%%
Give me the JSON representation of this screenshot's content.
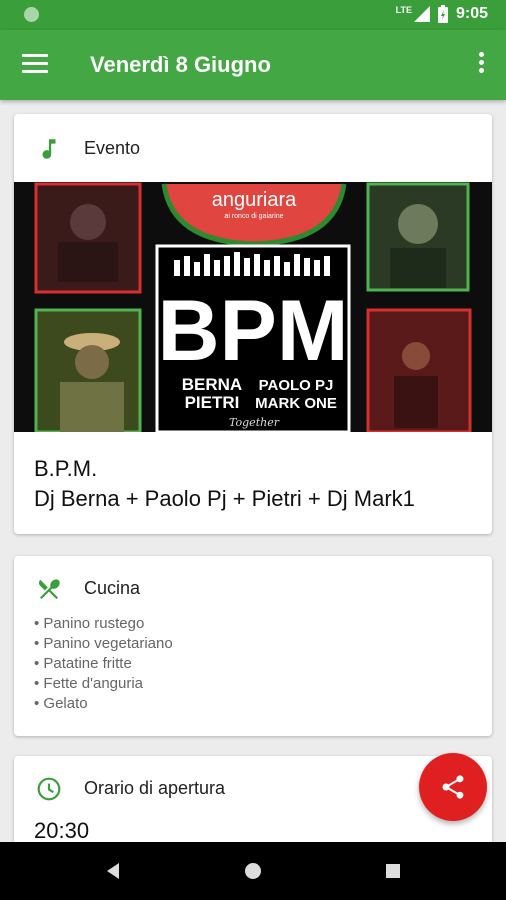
{
  "status": {
    "time": "9:05",
    "network": "LTE"
  },
  "appbar": {
    "title": "Venerdì 8 Giugno"
  },
  "event": {
    "header": "Evento",
    "poster": {
      "brand": "anguriara",
      "subbrand": "ai ronco di gaiarine",
      "big": "BPM",
      "line1_left": "BERNA",
      "line1_right": "PAOLO PJ",
      "line2_left": "PIETRI",
      "line2_right": "MARK ONE",
      "tagline": "Together"
    },
    "title": "B.P.M.",
    "subtitle": "Dj Berna + Paolo Pj + Pietri + Dj Mark1"
  },
  "kitchen": {
    "header": "Cucina",
    "items": [
      "Panino rustego",
      "Panino vegetariano",
      "Patatine fritte",
      "Fette d'anguria",
      "Gelato"
    ]
  },
  "hours": {
    "header": "Orario di apertura",
    "time": "20:30"
  },
  "colors": {
    "primary": "#43a843",
    "status": "#3a9e3a",
    "fab": "#e02020",
    "icon": "#3a9e3a"
  }
}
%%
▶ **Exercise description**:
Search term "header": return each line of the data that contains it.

▶ **Answer to this task**:
    "header": "Evento",
    "header": "Cucina",
    "header": "Orario di apertura",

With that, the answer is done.